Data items
════════════════
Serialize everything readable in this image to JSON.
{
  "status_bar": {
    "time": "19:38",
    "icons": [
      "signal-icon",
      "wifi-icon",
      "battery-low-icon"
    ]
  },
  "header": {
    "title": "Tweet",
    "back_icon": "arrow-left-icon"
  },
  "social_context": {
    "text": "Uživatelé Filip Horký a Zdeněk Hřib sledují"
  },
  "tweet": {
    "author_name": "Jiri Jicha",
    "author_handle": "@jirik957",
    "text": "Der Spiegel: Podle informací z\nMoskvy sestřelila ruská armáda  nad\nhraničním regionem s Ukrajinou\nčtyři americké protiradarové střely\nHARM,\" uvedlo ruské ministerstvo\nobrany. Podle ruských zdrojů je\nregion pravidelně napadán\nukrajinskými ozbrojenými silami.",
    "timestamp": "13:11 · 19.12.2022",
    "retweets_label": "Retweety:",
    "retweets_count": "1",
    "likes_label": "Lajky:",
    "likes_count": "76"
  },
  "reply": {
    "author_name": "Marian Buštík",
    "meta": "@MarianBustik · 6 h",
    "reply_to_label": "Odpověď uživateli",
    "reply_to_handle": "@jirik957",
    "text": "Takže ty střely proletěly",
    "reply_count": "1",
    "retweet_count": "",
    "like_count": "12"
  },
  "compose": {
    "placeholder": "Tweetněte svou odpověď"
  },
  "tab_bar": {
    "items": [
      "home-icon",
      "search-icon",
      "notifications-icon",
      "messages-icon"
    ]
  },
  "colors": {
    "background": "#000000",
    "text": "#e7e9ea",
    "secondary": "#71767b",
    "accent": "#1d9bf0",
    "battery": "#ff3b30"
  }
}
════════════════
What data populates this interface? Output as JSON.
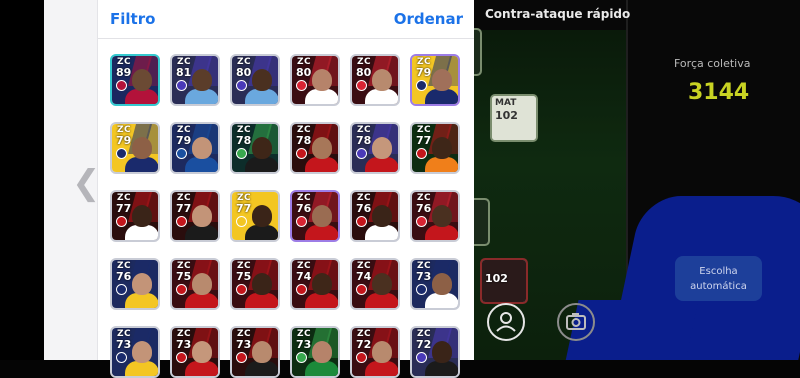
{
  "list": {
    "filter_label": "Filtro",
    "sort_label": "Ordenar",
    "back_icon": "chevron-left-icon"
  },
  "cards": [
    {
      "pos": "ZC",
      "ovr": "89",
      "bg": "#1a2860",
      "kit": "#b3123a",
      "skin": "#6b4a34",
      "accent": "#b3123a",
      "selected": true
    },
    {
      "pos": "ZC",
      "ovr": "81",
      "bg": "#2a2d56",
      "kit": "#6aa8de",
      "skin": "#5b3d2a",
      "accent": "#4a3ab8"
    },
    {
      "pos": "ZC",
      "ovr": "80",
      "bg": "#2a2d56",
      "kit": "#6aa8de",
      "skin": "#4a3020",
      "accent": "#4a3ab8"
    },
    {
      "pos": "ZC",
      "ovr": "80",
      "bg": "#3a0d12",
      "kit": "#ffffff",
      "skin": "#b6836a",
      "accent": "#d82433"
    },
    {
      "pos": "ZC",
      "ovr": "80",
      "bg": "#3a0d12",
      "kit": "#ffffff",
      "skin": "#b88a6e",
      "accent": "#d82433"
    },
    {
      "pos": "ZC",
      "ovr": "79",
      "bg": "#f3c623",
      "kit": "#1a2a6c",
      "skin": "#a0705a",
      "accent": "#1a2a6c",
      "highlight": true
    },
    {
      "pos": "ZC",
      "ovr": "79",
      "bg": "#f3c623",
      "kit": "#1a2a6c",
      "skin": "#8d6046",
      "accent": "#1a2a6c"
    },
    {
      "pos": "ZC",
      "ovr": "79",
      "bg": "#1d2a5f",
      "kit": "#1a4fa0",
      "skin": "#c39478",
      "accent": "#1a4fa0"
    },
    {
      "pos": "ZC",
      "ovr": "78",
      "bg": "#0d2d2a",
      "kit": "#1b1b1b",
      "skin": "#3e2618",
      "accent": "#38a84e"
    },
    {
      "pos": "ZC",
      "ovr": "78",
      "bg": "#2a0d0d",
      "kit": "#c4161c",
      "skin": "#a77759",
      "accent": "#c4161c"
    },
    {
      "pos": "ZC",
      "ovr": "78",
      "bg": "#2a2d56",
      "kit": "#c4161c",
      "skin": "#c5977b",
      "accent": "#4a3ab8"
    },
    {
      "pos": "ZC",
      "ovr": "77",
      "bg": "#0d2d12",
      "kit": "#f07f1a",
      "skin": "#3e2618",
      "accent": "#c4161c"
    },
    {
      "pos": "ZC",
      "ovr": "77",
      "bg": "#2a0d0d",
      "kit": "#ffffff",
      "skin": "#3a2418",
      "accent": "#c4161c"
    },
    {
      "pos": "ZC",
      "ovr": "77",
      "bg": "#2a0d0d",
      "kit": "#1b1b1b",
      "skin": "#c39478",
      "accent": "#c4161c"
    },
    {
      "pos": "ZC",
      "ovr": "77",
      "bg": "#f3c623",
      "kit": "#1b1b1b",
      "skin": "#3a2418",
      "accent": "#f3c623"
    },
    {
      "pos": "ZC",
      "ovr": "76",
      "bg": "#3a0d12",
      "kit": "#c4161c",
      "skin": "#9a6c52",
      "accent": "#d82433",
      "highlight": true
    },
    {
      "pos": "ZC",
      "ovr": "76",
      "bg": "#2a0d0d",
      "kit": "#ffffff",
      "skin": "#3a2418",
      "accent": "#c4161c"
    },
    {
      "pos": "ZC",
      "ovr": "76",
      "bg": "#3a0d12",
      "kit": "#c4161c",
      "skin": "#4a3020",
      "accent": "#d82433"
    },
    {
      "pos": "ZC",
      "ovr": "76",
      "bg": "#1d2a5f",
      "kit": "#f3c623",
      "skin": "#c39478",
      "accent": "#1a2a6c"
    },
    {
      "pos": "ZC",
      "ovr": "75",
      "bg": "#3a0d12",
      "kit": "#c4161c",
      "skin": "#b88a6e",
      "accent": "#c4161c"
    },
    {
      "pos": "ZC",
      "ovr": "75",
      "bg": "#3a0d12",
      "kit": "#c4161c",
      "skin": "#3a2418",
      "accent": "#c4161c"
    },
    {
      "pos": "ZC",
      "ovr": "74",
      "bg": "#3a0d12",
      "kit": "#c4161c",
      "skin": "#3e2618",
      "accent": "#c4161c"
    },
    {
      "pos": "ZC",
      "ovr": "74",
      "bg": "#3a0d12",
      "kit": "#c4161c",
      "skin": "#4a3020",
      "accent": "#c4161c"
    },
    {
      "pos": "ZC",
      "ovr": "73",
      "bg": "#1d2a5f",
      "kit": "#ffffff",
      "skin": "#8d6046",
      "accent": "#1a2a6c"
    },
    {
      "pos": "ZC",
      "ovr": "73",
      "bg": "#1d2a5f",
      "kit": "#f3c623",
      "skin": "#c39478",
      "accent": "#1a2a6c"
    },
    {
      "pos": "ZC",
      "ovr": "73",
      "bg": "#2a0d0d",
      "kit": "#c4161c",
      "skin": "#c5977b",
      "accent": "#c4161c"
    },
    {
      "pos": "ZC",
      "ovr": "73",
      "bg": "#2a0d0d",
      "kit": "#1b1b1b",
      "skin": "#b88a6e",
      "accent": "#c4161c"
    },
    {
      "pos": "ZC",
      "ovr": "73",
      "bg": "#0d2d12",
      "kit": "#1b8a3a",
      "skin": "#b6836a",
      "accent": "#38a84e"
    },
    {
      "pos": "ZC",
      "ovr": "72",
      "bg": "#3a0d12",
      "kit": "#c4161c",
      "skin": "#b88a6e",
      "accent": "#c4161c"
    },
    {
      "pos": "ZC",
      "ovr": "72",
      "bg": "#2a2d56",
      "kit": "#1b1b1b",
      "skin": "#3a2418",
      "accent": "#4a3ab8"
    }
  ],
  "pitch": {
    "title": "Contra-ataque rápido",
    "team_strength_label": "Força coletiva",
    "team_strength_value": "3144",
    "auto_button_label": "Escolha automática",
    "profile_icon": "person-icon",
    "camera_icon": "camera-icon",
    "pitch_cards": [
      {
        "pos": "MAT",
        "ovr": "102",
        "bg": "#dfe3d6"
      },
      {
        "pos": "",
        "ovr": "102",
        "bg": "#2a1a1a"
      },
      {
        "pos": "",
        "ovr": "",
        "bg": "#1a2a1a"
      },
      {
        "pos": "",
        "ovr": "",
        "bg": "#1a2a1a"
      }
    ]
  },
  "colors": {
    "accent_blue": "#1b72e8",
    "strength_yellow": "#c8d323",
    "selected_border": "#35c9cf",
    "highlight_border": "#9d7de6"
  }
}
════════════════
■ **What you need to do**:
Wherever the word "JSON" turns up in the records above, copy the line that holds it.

■ **Written solution**:
Serialize everything readable in this image to JSON.
What data populates this interface? Output as JSON.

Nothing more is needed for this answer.